(REQUIRED WORK) Go through the entries below and copy every line that holds the word "免洗净护洗手液".

(Page and application data records)
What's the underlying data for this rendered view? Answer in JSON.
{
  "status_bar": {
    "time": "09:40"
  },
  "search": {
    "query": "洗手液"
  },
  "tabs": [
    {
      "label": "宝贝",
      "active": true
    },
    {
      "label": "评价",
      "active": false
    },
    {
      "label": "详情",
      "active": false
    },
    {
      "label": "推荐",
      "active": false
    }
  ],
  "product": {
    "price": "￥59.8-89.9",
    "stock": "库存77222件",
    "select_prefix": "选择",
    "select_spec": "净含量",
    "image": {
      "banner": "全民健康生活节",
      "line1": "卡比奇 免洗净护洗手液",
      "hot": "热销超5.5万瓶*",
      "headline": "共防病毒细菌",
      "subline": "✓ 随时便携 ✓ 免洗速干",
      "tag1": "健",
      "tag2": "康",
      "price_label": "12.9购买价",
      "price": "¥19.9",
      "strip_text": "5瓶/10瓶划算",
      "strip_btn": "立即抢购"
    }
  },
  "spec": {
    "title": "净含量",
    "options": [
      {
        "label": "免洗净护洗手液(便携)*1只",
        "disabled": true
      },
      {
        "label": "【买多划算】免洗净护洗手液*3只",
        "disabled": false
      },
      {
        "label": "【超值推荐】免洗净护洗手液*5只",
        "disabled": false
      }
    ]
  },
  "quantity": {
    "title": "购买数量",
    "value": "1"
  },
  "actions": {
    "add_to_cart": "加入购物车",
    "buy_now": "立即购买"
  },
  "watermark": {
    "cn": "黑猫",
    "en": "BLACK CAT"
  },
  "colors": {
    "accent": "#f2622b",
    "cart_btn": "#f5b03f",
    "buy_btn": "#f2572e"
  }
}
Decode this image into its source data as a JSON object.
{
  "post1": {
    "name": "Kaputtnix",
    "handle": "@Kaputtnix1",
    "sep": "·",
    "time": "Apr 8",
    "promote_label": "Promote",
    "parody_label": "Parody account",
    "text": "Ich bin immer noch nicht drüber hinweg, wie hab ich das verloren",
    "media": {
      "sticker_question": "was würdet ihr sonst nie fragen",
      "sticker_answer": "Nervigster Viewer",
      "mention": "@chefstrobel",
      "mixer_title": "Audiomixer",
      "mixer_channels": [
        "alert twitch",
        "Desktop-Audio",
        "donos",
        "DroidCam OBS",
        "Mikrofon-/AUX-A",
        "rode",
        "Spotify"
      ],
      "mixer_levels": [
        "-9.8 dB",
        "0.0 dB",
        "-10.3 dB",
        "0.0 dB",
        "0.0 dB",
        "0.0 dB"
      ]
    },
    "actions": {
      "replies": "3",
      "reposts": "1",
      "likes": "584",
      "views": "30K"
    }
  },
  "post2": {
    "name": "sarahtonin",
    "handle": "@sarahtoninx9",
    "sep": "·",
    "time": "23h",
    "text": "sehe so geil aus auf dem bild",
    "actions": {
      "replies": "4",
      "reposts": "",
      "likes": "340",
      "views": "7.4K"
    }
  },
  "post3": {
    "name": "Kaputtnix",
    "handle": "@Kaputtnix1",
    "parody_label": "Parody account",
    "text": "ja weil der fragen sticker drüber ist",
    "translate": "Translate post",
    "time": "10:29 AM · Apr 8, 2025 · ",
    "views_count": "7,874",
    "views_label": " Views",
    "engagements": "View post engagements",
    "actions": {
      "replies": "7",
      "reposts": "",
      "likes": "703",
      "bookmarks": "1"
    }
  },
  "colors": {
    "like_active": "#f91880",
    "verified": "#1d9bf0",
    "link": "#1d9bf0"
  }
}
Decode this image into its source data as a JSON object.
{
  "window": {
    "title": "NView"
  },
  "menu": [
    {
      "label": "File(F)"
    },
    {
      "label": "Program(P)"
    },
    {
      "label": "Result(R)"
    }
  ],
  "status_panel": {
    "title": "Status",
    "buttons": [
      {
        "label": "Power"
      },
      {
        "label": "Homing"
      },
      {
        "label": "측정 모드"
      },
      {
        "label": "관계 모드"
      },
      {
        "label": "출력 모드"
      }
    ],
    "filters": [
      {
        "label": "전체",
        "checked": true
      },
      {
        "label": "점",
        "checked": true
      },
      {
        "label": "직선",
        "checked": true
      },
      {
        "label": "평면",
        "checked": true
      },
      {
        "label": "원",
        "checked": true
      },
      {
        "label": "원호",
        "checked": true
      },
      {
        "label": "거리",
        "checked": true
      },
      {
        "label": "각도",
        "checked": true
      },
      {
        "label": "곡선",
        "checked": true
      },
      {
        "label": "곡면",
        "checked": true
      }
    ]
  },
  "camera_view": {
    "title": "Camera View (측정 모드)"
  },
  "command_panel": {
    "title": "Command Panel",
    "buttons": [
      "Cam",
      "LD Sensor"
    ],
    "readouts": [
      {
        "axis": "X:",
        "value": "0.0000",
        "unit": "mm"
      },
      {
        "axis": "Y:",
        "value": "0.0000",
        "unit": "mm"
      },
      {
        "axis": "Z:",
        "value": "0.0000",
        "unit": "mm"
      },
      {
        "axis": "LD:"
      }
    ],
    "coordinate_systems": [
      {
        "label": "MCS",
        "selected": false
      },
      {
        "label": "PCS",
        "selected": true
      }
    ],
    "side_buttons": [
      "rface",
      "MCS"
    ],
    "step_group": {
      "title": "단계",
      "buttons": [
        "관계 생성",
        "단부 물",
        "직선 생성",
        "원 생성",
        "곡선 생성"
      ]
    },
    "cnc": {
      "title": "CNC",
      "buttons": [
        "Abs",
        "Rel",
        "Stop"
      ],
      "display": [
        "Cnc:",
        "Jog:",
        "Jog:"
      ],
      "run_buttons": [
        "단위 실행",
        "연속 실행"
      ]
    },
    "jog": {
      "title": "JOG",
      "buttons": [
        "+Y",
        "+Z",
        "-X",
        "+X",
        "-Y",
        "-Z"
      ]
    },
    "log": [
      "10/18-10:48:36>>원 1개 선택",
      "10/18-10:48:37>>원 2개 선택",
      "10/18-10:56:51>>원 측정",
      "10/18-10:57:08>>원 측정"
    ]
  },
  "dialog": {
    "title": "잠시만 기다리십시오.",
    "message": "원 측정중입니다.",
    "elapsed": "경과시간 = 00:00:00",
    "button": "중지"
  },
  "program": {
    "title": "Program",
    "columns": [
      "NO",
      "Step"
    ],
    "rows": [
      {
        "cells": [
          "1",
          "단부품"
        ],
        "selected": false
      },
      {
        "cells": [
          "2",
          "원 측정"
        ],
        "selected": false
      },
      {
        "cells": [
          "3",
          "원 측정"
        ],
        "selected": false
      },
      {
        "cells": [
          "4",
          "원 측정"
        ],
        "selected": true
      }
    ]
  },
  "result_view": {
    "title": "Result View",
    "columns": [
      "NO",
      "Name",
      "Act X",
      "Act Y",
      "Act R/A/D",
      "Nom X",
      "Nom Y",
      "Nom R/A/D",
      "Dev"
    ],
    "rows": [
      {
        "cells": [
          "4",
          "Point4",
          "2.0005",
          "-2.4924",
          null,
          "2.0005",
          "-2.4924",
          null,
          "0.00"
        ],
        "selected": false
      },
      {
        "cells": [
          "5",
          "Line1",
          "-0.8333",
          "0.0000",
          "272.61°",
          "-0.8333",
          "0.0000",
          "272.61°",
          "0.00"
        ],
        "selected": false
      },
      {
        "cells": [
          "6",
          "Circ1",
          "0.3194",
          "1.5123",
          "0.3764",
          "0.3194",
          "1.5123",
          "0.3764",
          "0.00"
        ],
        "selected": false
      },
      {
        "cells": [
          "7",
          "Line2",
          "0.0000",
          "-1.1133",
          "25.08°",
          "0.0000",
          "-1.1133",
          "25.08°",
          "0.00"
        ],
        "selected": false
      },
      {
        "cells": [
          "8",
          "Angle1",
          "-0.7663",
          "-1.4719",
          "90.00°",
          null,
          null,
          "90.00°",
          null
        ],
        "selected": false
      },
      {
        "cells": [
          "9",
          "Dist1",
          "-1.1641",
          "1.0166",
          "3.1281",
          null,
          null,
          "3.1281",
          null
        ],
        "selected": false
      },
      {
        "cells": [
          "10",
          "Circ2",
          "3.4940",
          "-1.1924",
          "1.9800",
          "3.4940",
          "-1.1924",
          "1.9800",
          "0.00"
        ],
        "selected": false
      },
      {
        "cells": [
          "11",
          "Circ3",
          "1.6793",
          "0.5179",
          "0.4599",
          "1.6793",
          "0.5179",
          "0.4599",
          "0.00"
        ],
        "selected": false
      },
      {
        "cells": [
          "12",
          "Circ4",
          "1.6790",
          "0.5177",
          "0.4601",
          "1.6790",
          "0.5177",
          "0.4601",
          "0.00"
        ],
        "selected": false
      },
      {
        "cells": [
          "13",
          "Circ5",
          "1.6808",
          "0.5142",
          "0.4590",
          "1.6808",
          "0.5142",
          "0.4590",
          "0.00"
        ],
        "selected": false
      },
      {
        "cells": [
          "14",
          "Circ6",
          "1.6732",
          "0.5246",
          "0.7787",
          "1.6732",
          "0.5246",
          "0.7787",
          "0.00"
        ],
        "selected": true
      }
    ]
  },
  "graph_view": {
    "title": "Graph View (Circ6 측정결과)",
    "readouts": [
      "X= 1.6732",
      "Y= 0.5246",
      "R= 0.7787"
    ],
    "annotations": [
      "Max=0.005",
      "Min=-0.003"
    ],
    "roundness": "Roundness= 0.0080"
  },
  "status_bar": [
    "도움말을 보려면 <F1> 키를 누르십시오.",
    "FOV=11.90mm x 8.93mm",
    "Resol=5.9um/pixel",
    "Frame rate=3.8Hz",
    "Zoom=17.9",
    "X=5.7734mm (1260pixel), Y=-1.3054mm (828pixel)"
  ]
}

(EXERCISE SOLUTION)
      "line1": "卡比奇 免洗净护洗手液",
        "label": "免洗净护洗手液(便携)*1只",
        "label": "【买多划算】免洗净护洗手液*3只",
        "label": "【超值推荐】免洗净护洗手液*5只",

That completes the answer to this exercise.